Imagine having a perfectly normal life as a teenager. Your parents provide for your every need and desire because of their immense wealth, but they also lay out strong boundaries for what you can and can’t do. You’re not spoiled because of the discipline but you are unable to appreciate what you have because of the level of control.
In Runaways, a comic series created by writer Brian K. Vaughn and penciler Adrian Alphona, six could-be perfectly content teenagers living the American dream see everything they thought they knew destroyed in one night. It turns out their benevolent, kind, charitable parents are all high-powered supervillains in a team called The Pride. The parents meet once a year to renegotiate their pact and prepare for their children’s ascension into the ranks at 18. When the six teens, ranging from 12 to 17, witness the end of the yearly ritual, they vow to take their parents down and make them pay for their crimes.
That’s before the teens even realize they all have superpowers. From super intelligence to telepathy, magical weapon casting to instinctive mastery of high tech weapons, the Runaways quickly realize the challenge they face. They’re brand new to their powers. Their parents have spent a lifetime honing the skills their children just discovered. The only advantage they teens have is receiving the strongest traits of a pair of supervillains, allowing their powers to blossom very quickly.
Brian K. Vaughn knows how to write an honest teenage character. The voices in his series are always distinct and authentic. The stories of superpowers and global peril are believable from the start because the characters feel real. I doubt any of us will ever encounter a teenage girl with a pet Velociraptor that she controls with a psychic link in real life; yet, because the character is a believable teenager first, we accept that she has this amazing ability without question.
Vol. 1 (really the first six issues) is all about world building and character development. Vaughn and Alphona quickly and expressively introduce the six Runaways and their relationships with their parents in a few short pages.
Everyone is forced to go to a yearly charity planning event. The teenagers are reluctant to hang out with their forced peers, but not all choose to rebel. Karolina cooks vegan entrees for the party to cover everyone’s dietary needs, while Gertrude uses the charity event to fight for the chance to join the socialism club at her school.
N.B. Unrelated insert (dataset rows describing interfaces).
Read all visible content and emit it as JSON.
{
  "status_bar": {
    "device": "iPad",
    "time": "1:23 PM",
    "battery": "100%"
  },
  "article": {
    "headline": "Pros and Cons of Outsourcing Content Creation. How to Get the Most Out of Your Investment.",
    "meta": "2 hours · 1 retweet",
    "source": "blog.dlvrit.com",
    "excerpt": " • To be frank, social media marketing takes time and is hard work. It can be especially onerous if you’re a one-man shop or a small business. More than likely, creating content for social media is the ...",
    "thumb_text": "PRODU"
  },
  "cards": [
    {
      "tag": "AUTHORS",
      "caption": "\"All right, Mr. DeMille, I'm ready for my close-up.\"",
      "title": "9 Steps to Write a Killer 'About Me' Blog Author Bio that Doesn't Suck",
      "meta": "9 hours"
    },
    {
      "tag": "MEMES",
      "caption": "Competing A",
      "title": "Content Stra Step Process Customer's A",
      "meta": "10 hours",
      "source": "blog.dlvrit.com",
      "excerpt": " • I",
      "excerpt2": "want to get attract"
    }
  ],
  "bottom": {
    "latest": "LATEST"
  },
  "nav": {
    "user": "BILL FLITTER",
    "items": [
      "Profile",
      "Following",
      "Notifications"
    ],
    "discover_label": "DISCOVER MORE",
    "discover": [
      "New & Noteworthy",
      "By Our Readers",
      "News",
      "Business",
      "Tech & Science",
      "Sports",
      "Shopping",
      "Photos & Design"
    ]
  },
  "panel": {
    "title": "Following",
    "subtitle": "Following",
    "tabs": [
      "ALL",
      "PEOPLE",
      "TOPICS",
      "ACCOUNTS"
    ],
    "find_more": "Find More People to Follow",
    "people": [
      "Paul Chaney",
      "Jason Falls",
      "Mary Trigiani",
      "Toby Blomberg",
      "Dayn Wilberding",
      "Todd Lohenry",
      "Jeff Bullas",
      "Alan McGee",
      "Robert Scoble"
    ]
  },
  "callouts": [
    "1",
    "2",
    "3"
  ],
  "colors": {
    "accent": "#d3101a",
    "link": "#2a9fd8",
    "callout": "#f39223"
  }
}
The parents show their disciplinary tactics in a way that foreshadows their grand reveal as supervillains. Victor’s father hits him square in the jaw for getting C’s in school, but Victor says the punch doesn’t even hurt; his parents value intelligence over physical ability. Nico’s parents throw out her black nail polish because it might be a sign that she’s getting involved with drugs; her parents are all about Christian morality and following the law at all costs.
There’s an attempt at irony with each introductory moment of the six families in Runaways that can be appreciated. It’s just a little bit heavy-handed. The entire series is sold on the premise that the parents turn out to be supervillains, so the surprise that each family’s abilities are covered with alternate identities based on the opposite extreme is unrewarding. The same goes with a lot of the foreshadowing in the first issue. It’s just a bit much, even by YA/teen comic standards, though the story feels more organic by the second issue.
That being said, Runaways Vol 1: Pride & Joy is a very enjoyable read. It captures a very believable story of growing up and learning the reality of the world through the flaws of parents. The six new heroes and supervillain teams are strong and balanced in the narrative. It’s simply a great start to a superhero comic series.
You can read more of my views, reviews, and thoughts on everything entertainment at Sketchy Details.